What you are asked to do:
Nothing in the records should change; write them all out exactly.

Supplied material:
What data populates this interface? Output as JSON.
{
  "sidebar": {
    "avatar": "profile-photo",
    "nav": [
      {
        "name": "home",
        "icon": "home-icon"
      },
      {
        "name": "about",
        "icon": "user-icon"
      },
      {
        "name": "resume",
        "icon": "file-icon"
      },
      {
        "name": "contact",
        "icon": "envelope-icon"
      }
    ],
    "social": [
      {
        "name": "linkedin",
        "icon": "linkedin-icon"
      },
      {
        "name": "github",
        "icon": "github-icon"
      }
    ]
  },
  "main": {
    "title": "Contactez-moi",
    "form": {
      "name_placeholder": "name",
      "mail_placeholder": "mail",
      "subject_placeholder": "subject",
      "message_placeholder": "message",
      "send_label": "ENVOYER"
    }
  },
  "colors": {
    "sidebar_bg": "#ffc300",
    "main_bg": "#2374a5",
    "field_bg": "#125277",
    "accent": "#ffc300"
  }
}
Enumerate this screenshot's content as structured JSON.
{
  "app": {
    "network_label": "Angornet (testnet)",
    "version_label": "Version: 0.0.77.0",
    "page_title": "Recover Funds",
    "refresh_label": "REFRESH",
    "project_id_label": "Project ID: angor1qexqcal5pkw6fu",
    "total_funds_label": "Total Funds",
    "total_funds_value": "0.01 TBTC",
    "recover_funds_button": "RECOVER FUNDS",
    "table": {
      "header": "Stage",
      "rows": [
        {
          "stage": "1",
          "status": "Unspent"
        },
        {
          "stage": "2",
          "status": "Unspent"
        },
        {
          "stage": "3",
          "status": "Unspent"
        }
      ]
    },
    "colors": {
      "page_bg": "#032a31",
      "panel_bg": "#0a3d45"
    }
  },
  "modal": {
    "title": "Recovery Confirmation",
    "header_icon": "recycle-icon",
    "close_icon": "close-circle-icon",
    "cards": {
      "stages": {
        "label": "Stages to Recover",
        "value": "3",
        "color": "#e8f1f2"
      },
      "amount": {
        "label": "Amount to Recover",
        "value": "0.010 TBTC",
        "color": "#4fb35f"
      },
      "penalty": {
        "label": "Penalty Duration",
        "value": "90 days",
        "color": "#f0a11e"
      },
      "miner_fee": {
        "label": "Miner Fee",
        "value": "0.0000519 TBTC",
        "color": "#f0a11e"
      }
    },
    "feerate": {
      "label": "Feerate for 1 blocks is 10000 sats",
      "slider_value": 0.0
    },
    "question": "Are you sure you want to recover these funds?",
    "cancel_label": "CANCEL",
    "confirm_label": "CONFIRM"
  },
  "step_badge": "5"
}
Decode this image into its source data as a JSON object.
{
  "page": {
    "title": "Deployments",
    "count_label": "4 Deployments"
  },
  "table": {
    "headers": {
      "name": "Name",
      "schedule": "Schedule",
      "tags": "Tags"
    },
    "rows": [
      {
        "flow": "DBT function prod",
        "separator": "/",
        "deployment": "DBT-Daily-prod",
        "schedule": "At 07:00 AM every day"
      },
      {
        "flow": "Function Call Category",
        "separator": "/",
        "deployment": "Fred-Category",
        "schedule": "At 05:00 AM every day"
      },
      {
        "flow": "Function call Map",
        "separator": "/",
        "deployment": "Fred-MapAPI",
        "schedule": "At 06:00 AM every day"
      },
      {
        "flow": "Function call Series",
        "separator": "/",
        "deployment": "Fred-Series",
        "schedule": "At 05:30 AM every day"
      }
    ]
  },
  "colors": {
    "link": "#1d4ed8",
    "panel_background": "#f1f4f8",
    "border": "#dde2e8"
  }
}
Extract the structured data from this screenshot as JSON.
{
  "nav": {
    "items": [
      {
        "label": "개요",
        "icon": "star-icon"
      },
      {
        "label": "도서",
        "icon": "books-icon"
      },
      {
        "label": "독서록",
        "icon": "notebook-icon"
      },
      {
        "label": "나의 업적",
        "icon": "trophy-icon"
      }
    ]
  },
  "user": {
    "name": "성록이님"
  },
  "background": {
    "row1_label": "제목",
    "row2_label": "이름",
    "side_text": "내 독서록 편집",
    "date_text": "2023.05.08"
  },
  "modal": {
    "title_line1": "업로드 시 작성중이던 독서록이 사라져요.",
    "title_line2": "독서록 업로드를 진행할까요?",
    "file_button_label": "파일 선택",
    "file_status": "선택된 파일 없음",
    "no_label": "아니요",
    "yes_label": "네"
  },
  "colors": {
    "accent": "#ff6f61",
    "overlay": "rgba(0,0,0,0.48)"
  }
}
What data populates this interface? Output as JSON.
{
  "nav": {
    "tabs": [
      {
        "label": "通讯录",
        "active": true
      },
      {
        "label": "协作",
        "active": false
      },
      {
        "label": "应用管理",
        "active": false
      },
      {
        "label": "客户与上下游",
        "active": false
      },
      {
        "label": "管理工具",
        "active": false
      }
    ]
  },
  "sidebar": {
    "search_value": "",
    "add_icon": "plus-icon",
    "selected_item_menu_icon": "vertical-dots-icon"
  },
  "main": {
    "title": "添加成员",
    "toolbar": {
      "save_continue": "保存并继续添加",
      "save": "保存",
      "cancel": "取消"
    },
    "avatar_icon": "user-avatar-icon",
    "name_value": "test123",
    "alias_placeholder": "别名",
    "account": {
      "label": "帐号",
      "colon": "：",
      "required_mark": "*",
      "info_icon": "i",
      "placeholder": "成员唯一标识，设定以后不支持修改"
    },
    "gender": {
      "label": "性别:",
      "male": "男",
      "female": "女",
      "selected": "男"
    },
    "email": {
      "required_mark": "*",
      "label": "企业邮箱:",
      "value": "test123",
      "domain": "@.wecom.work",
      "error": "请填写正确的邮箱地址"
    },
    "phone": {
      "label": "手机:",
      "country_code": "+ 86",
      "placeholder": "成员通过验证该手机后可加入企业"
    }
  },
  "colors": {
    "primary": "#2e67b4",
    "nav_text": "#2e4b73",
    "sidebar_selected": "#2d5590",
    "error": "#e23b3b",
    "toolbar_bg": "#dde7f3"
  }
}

Exercise result:
What data populates this interface? Output as JSON.
{
  "sidebar": {
    "avatar": "profile-photo",
    "nav": [
      {
        "name": "home",
        "icon": "home-icon"
      },
      {
        "name": "about",
        "icon": "user-icon"
      },
      {
        "name": "resume",
        "icon": "file-icon"
      },
      {
        "name": "contact",
        "icon": "envelope-icon"
      }
    ],
    "social": [
      {
        "name": "linkedin",
        "icon": "linkedin-icon"
      },
      {
        "name": "github",
        "icon": "github-icon"
      }
    ]
  },
  "main": {
    "title": "Contactez-moi",
    "form": {
      "name_placeholder": "name",
      "mail_placeholder": "mail",
      "subject_placeholder": "subject",
      "message_placeholder": "message",
      "send_label": "ENVOYER"
    }
  },
  "colors": {
    "sidebar_bg": "#ffc300",
    "main_bg": "#2374a5",
    "field_bg": "#125277",
    "accent": "#ffc300"
  }
}
Enumerate this screenshot's content as structured JSON.
{
  "app": {
    "network_label": "Angornet (testnet)",
    "version_label": "Version: 0.0.77.0",
    "page_title": "Recover Funds",
    "refresh_label": "REFRESH",
    "project_id_label": "Project ID: angor1qexqcal5pkw6fu",
    "total_funds_label": "Total Funds",
    "total_funds_value": "0.01 TBTC",
    "recover_funds_button": "RECOVER FUNDS",
    "table": {
      "header": "Stage",
      "rows": [
        {
          "stage": "1",
          "status": "Unspent"
        },
        {
          "stage": "2",
          "status": "Unspent"
        },
        {
          "stage": "3",
          "status": "Unspent"
        }
      ]
    },
    "colors": {
      "page_bg": "#032a31",
      "panel_bg": "#0a3d45"
    }
  },
  "modal": {
    "title": "Recovery Confirmation",
    "header_icon": "recycle-icon",
    "close_icon": "close-circle-icon",
    "cards": {
      "stages": {
        "label": "Stages to Recover",
        "value": "3",
        "color": "#e8f1f2"
      },
      "amount": {
        "label": "Amount to Recover",
        "value": "0.010 TBTC",
        "color": "#4fb35f"
      },
      "penalty": {
        "label": "Penalty Duration",
        "value": "90 days",
        "color": "#f0a11e"
      },
      "miner_fee": {
        "label": "Miner Fee",
        "value": "0.0000519 TBTC",
        "color": "#f0a11e"
      }
    },
    "feerate": {
      "label": "Feerate for 1 blocks is 10000 sats",
      "slider_value": 0.0
    },
    "question": "Are you sure you want to recover these funds?",
    "cancel_label": "CANCEL",
    "confirm_label": "CONFIRM"
  },
  "step_badge": "5"
}
Decode this image into its source data as a JSON object.
{
  "page": {
    "title": "Deployments",
    "count_label": "4 Deployments"
  },
  "table": {
    "headers": {
      "name": "Name",
      "schedule": "Schedule",
      "tags": "Tags"
    },
    "rows": [
      {
        "flow": "DBT function prod",
        "separator": "/",
        "deployment": "DBT-Daily-prod",
        "schedule": "At 07:00 AM every day"
      },
      {
        "flow": "Function Call Category",
        "separator": "/",
        "deployment": "Fred-Category",
        "schedule": "At 05:00 AM every day"
      },
      {
        "flow": "Function call Map",
        "separator": "/",
        "deployment": "Fred-MapAPI",
        "schedule": "At 06:00 AM every day"
      },
      {
        "flow": "Function call Series",
        "separator": "/",
        "deployment": "Fred-Series",
        "schedule": "At 05:30 AM every day"
      }
    ]
  },
  "colors": {
    "link": "#1d4ed8",
    "panel_background": "#f1f4f8",
    "border": "#dde2e8"
  }
}
Extract the structured data from this screenshot as JSON.
{
  "nav": {
    "items": [
      {
        "label": "개요",
        "icon": "star-icon"
      },
      {
        "label": "도서",
        "icon": "books-icon"
      },
      {
        "label": "독서록",
        "icon": "notebook-icon"
      },
      {
        "label": "나의 업적",
        "icon": "trophy-icon"
      }
    ]
  },
  "user": {
    "name": "성록이님"
  },
  "background": {
    "row1_label": "제목",
    "row2_label": "이름",
    "side_text": "내 독서록 편집",
    "date_text": "2023.05.08"
  },
  "modal": {
    "title_line1": "업로드 시 작성중이던 독서록이 사라져요.",
    "title_line2": "독서록 업로드를 진행할까요?",
    "file_button_label": "파일 선택",
    "file_status": "선택된 파일 없음",
    "no_label": "아니요",
    "yes_label": "네"
  },
  "colors": {
    "accent": "#ff6f61",
    "overlay": "rgba(0,0,0,0.48)"
  }
}
What data populates this interface? Output as JSON.
{
  "nav": {
    "tabs": [
      {
        "label": "通讯录",
        "active": true
      },
      {
        "label": "协作",
        "active": false
      },
      {
        "label": "应用管理",
        "active": false
      },
      {
        "label": "客户与上下游",
        "active": false
      },
      {
        "label": "管理工具",
        "active": false
      }
    ]
  },
  "sidebar": {
    "search_value": "",
    "add_icon": "plus-icon",
    "selected_item_menu_icon": "vertical-dots-icon"
  },
  "main": {
    "title": "添加成员",
    "toolbar": {
      "save_continue": "保存并继续添加",
      "save": "保存",
      "cancel": "取消"
    },
    "avatar_icon": "user-avatar-icon",
    "name_value": "test123",
    "alias_placeholder": "别名",
    "account": {
      "label": "帐号",
      "colon": "：",
      "required_mark": "*",
      "info_icon": "i",
      "placeholder": "成员唯一标识，设定以后不支持修改"
    },
    "gender": {
      "label": "性别:",
      "male": "男",
      "female": "女",
      "selected": "男"
    },
    "email": {
      "required_mark": "*",
      "label": "企业邮箱:",
      "value": "test123",
      "domain": "@.wecom.work",
      "error": "请填写正确的邮箱地址"
    },
    "phone": {
      "label": "手机:",
      "country_code": "+ 86",
      "placeholder": "成员通过验证该手机后可加入企业"
    }
  },
  "colors": {
    "primary": "#2e67b4",
    "nav_text": "#2e4b73",
    "sidebar_selected": "#2d5590",
    "error": "#e23b3b",
    "toolbar_bg": "#dde7f3"
  }
}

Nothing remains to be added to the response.